  2. Thanks Glenda. I hope so too.

  3. hello Jo !!

    if i understand what is a kidney infection, it means you only need some antibiotics to fight the infection that's all , hope matt will be better soon ^^

    i did'nt buy a real tree this year: it's the first time we're buying an artificial one... it's not so bad abd looking, but the smell is reaaly missing ^^

    noway, no spinach for me ^^

  4. Hope you're right Gynie.

    We have had a synthetic tree for years. I have no sense of smell and Matt doesn't seem to mind.

    I love spinach, especially in a spinach potato gallette.

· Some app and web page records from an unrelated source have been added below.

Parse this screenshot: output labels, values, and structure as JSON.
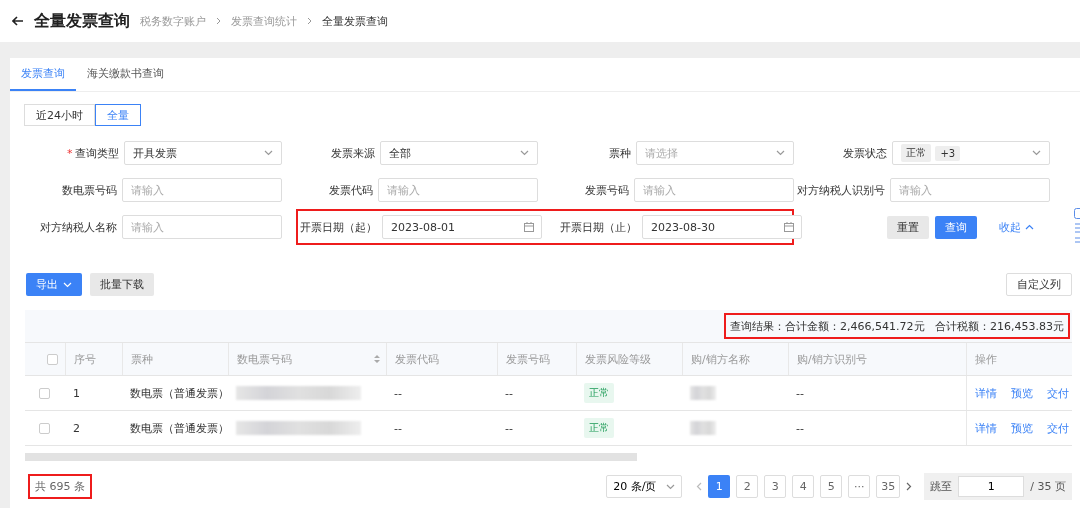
{
  "header": {
    "title": "全量发票查询",
    "breadcrumbs": [
      {
        "label": "税务数字账户",
        "current": false
      },
      {
        "label": "发票查询统计",
        "current": false
      },
      {
        "label": "全量发票查询",
        "current": true
      }
    ]
  },
  "tabs": [
    {
      "label": "发票查询",
      "selected": true
    },
    {
      "label": "海关缴款书查询",
      "selected": false
    }
  ],
  "range_toggle": [
    {
      "label": "近24小时",
      "selected": false
    },
    {
      "label": "全量",
      "selected": true
    }
  ],
  "filters": [
    [
      {
        "label": "查询类型",
        "required_mark": "*",
        "kind": "select",
        "value": "开具发票",
        "highlighted": false
      },
      {
        "label": "发票来源",
        "kind": "select",
        "value": "全部",
        "highlighted": false
      },
      {
        "label": "票种",
        "kind": "select",
        "placeholder": "请选择",
        "highlighted": false
      },
      {
        "label": "发票状态",
        "kind": "tags",
        "tags": [
          "正常",
          "+3"
        ],
        "highlighted": false
      }
    ],
    [
      {
        "label": "数电票号码",
        "kind": "input",
        "placeholder": "请输入",
        "highlighted": false
      },
      {
        "label": "发票代码",
        "kind": "input",
        "placeholder": "请输入",
        "highlighted": false
      },
      {
        "label": "发票号码",
        "kind": "input",
        "placeholder": "请输入",
        "highlighted": false
      },
      {
        "label": "对方纳税人识别号",
        "kind": "input",
        "placeholder": "请输入",
        "highlighted": false
      }
    ],
    [
      {
        "label": "对方纳税人名称",
        "kind": "input",
        "placeholder": "请输入",
        "highlighted": false
      },
      {
        "label": "开票日期（起）",
        "kind": "date",
        "value": "2023-08-01",
        "highlighted": true
      },
      {
        "label": "开票日期（止）",
        "kind": "date",
        "value": "2023-08-30",
        "highlighted": true
      }
    ]
  ],
  "filter_actions": {
    "reset": "重置",
    "query": "查询",
    "collapse": "收起"
  },
  "toolbar": {
    "export": "导出",
    "batch_download": "批量下载",
    "custom_columns": "自定义列"
  },
  "summary": {
    "text": "查询结果：合计金额：2,466,541.72元   合计税额：216,453.83元",
    "highlighted": true
  },
  "table": {
    "columns": [
      "序号",
      "票种",
      "数电票号码",
      "发票代码",
      "发票号码",
      "发票风险等级",
      "购/销方名称",
      "购/销方识别号",
      "操作"
    ],
    "select_all_checked": false,
    "rows": [
      {
        "checked": false,
        "index": "1",
        "type": "数电票（普通发票）",
        "code": "--",
        "number": "--",
        "risk": "正常",
        "buyer_id": "--",
        "actions": [
          "详情",
          "预览",
          "交付"
        ]
      },
      {
        "checked": false,
        "index": "2",
        "type": "数电票（普通发票）",
        "code": "--",
        "number": "--",
        "risk": "正常",
        "buyer_id": "--",
        "actions": [
          "详情",
          "预览",
          "交付"
        ]
      }
    ]
  },
  "pagination": {
    "total": "共 695 条",
    "total_highlighted": true,
    "page_size": "20 条/页",
    "pages": [
      {
        "label": "1",
        "selected": true
      },
      {
        "label": "2",
        "selected": false
      },
      {
        "label": "3",
        "selected": false
      },
      {
        "label": "4",
        "selected": false
      },
      {
        "label": "5",
        "selected": false
      },
      {
        "label": "···",
        "selected": false
      },
      {
        "label": "35",
        "selected": false
      }
    ],
    "jump_label": "跳至",
    "jump_value": "1",
    "page_count": "/ 35 页"
  }
}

  5. i can hardly imagine no smell , but as glenda describe it in the gilfeather, it is sometimes quite annoying, for me espacially in my office : 12 women and 12 different perfume and other smell like cigarette, food, baby, and dust from air conditioner !! sometimes i have to put some horrible things under my nose so i can't smell anything (violet is the best i can't eat anymore after smelling violet water, like an anaesthetic ^^

    hope Matt will be better soon